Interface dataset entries
☆ ☆ ☆ ☆ ☆ ☆ ☆
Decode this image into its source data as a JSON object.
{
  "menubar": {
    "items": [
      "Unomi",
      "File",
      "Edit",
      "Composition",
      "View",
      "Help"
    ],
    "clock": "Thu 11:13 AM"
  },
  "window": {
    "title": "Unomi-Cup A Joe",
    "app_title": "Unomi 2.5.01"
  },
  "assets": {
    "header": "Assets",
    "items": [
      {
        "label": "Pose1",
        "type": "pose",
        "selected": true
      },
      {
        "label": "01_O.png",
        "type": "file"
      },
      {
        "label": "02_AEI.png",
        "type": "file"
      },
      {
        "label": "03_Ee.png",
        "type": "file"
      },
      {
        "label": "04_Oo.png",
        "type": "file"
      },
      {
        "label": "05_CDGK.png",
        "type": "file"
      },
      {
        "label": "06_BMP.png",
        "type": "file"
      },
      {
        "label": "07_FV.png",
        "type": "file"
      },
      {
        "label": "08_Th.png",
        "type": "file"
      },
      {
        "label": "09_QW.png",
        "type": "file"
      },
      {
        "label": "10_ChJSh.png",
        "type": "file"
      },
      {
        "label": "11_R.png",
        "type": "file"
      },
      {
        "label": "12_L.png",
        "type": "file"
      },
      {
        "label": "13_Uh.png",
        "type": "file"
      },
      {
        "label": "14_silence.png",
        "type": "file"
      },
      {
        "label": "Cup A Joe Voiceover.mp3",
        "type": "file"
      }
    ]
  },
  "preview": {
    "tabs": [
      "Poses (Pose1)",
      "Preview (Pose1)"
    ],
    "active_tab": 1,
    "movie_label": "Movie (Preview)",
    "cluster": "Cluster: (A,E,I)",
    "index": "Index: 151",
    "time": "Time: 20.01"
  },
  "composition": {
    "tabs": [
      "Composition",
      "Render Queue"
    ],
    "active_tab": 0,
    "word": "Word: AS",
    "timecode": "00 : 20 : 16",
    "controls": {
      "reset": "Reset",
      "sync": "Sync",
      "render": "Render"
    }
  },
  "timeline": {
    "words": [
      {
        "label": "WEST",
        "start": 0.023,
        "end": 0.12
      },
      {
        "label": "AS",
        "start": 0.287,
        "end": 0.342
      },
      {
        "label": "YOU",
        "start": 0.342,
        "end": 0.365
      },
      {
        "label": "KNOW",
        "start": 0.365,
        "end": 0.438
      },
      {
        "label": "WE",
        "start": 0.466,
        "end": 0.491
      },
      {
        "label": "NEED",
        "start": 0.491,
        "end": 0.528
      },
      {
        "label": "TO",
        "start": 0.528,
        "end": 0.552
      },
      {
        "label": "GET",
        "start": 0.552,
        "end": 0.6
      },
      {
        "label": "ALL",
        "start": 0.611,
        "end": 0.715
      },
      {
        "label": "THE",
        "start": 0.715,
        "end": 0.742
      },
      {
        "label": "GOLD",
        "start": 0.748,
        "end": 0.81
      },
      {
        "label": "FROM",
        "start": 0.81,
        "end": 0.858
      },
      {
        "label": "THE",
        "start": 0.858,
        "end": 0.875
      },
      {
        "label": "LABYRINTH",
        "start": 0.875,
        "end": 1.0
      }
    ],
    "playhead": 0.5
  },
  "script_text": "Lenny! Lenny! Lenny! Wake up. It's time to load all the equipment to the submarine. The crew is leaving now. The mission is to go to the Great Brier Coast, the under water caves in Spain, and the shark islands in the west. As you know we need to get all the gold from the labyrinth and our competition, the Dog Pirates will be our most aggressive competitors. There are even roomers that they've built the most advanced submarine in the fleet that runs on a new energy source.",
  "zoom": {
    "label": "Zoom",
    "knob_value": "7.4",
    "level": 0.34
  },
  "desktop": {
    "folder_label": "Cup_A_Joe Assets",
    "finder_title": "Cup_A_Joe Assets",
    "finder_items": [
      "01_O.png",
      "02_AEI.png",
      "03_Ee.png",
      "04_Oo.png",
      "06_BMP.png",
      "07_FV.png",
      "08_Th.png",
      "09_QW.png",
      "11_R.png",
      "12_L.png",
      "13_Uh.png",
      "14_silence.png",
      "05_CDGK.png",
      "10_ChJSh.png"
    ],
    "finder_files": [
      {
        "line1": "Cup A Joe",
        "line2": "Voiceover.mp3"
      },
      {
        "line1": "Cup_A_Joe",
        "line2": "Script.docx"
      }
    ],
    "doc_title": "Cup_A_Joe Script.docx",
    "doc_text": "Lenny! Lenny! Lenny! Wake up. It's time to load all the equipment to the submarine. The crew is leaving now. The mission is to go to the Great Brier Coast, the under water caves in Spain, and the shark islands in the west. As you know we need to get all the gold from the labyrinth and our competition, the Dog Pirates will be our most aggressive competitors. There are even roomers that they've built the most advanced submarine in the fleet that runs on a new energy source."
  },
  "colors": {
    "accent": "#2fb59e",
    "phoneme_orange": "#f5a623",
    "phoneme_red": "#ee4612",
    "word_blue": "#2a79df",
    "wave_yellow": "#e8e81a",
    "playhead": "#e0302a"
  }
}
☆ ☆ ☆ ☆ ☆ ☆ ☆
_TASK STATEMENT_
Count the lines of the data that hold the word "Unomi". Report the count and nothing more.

_ANSWER AREA_
3